- A ceremony held at Volkswagen's Zwickau plant was attended by CEO Herbert Diess and German Chancellor Angela Merkel.
- Some of the automotive industry's major players are now making moves in the electric vehicle sector.
The Volkswagen Group officially started series production of its ID.3 electric car Monday, with the German auto giant aiming to become a world leader in the growing field of e-mobility.
A ceremony, held at Volkswagen's Zwickau plant, was attended by CEO Herbert Diess and German Chancellor Angela Merkel, among others.
In a speech, excerpts of which were published online, Diess said that the ID.3 would "make an important contribution to the breakthrough of e-mobility."
"It makes clean individual mobility accessible to millions of people and is a milestone for our company on the road to becoming climate-neutral by 2050," he added.
In an announcement on its website, Volkswagen described its "electric offensive" as "picking up speed." The ID.3 is set to be launched "almost simultaneously" in European markets next summer, with the basic version marketed at less than 30,000 euros ($33,487) in Germany.
The Zwickau facility is currently undergoing a conversion from being a 100% internal combustion engine factory to one that produces only electric vehicles.
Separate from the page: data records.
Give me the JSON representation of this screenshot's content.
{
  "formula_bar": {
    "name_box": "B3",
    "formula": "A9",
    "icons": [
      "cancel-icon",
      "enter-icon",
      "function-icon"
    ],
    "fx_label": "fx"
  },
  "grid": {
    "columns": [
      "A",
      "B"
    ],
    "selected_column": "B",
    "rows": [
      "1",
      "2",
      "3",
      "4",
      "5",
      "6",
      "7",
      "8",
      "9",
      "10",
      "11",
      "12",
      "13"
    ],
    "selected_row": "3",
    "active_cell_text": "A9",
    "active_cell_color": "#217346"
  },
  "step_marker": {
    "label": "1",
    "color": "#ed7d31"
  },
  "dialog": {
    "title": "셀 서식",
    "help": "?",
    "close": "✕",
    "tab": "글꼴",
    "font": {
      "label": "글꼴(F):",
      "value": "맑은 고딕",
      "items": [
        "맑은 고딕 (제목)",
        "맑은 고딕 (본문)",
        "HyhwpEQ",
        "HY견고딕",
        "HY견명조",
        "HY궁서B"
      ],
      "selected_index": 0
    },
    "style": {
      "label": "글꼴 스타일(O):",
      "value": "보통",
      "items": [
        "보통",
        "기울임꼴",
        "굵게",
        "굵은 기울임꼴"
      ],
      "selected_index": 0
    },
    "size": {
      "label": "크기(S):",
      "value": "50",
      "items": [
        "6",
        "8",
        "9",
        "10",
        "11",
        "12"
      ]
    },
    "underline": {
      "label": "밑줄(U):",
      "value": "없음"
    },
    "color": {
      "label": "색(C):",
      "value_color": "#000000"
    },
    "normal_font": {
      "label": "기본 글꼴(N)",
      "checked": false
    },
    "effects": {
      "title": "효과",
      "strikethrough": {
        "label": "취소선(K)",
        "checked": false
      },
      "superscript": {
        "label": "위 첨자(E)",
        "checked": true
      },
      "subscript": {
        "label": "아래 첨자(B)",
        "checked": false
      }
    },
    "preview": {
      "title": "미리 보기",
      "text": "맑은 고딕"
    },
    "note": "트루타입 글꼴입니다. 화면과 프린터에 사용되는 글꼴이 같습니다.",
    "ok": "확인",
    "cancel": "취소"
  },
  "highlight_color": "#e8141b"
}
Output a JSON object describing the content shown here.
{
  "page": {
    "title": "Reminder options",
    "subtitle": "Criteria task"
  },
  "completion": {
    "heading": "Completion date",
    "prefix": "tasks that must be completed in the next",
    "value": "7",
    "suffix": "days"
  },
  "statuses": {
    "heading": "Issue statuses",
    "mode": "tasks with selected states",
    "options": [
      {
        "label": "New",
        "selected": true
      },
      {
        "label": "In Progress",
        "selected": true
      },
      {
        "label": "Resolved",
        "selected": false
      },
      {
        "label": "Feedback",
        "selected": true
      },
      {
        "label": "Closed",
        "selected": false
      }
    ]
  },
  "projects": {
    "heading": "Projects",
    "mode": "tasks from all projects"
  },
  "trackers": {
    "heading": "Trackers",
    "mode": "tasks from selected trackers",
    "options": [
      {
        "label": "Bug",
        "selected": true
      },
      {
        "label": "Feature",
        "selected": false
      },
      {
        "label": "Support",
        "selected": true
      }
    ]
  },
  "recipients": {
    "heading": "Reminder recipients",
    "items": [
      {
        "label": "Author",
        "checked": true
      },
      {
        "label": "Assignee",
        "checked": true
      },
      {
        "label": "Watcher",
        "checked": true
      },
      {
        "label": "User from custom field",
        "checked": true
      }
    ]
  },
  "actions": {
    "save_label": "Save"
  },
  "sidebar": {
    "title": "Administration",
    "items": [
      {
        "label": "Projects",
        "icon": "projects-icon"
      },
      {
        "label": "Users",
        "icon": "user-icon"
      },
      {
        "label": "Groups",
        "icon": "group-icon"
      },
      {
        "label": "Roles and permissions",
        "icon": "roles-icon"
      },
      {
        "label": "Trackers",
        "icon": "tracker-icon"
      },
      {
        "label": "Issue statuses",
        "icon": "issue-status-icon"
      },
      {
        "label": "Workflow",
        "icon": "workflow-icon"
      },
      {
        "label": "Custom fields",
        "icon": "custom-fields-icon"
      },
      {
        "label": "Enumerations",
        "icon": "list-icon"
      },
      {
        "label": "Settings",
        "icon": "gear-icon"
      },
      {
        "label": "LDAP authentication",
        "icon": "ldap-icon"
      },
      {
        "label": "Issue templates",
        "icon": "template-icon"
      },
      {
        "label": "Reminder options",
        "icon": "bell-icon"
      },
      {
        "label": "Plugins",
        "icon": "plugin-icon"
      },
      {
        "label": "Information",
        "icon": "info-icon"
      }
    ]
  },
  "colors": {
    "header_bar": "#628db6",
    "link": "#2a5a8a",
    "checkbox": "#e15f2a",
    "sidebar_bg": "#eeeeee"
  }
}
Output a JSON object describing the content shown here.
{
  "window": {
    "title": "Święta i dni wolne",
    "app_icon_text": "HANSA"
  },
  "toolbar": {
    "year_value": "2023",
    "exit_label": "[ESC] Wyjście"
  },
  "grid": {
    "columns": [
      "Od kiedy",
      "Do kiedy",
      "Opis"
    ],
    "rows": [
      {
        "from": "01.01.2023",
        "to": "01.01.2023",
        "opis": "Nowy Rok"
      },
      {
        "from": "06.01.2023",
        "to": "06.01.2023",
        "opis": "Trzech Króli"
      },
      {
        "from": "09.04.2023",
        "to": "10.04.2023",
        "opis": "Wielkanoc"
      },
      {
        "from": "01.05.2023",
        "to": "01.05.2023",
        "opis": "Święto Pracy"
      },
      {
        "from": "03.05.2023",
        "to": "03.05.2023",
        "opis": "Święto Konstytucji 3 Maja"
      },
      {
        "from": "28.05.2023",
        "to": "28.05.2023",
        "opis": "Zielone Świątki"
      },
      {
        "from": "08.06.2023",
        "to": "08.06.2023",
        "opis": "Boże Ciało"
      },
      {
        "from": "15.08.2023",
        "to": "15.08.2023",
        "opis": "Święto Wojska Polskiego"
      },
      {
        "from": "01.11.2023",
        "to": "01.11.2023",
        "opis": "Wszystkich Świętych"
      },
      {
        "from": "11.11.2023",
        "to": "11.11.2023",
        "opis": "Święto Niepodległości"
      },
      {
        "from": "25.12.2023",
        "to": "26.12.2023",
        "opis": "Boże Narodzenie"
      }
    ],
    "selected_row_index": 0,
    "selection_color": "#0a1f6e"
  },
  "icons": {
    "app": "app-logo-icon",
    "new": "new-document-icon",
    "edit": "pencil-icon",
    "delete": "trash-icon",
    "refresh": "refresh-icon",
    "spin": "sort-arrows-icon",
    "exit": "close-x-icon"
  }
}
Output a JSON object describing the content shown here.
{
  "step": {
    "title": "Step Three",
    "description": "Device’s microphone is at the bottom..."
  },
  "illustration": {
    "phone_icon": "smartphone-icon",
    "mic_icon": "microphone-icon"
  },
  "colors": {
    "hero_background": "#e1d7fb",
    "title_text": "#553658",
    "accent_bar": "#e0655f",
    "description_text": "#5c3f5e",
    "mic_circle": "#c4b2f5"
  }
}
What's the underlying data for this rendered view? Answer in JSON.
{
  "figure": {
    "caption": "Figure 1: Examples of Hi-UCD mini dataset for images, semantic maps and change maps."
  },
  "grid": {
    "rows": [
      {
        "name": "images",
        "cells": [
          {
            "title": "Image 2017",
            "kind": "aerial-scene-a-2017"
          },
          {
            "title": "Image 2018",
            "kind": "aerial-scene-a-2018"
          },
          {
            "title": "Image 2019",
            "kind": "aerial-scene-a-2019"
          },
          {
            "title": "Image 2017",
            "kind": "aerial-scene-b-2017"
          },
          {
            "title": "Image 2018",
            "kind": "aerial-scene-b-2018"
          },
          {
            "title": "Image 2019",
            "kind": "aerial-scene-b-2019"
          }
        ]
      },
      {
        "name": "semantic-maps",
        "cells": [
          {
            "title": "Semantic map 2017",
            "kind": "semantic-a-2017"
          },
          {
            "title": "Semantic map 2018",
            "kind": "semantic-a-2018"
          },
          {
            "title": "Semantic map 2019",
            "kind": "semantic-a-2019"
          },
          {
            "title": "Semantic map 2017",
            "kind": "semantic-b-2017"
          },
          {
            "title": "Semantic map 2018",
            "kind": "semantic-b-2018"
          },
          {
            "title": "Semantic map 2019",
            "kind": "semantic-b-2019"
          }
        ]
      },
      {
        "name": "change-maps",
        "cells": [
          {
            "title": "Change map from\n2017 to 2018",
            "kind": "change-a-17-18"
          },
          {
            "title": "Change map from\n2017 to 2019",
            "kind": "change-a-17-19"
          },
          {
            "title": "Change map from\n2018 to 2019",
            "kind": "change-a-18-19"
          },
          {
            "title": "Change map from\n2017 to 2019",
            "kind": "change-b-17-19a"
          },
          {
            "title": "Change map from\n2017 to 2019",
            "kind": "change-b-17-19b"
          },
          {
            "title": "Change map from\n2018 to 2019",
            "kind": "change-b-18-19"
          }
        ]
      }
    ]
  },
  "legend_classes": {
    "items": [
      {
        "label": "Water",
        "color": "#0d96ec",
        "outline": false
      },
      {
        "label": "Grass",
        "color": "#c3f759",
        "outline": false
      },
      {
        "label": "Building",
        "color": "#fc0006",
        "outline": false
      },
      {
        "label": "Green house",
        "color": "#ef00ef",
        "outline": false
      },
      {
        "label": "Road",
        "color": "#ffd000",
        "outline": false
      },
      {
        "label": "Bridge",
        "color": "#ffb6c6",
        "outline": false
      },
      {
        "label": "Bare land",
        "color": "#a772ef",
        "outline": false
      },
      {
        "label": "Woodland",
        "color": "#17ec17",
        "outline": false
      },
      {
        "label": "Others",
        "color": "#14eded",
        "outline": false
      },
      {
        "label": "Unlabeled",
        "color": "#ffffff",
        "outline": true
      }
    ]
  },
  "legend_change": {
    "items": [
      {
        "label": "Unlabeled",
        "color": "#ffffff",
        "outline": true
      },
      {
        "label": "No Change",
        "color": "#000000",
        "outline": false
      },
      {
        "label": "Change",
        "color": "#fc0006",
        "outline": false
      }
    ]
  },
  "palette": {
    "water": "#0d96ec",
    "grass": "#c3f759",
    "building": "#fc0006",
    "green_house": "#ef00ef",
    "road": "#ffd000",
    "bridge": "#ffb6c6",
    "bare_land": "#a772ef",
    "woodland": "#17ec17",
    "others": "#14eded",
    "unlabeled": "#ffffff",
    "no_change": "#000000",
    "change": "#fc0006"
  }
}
Volkswagen is putting around 1.2 billion euros into the site's re-development and says that from 2021 it will have the capacity to produce 330,000 all-electric vehicles annually.
The German car maker is planning to launch "almost 70 new electric models" by 2028. In March, it said it would spend over 30 billion euros on the electrification of its vehicle portfolio by 2023.
Alongside firms such as Elon Musk's Tesla, some of the automotive industry's major players are now making moves in the electric vehicle sector.
The Hyundai Motor Group recently said it would launch 23 battery electric vehicles over the next few years, while Volvo Cars wants 50% of the cars it sells to be fully electric by 2025.
While there is excitement surrounding the development of electric cars, there are concerns that a lack of public charging stations could hamper their uptake.
Speaking to CNBC's Julianna Tatelbaum on Monday, Diess said that Volkswagen was "working on building up infrastructure."
"For us, the most important task to solve is fast charging on the European autobahn, motorway network," he added, explaining that a consortium between BMW, Daimler, Ford and Volkswagen was developing a fast charging network which would cover Europe.
"We are well on the way, but there is more need for charging, that's for sure," he went on to state. "We will offer private home charging devices for below 400 euros which will be also very, very attractive. Most people will charge at home, at the supermarket, or at work but we need a policy, a national policy to speed up the build-up in infrastructure and I think the government is prepared to help."
Last week, Volkswagen said that sales revenue for between January and September hit 186.6 billion euros, a 6.9% increase year-on-year.
It added that vehicle markets in "many regions of the world" were expected to "contract faster than previously anticipated." Deliveries to customers for 2019 are now expected to "be on a level" with 2018, despite previous expectations for a moderate increase.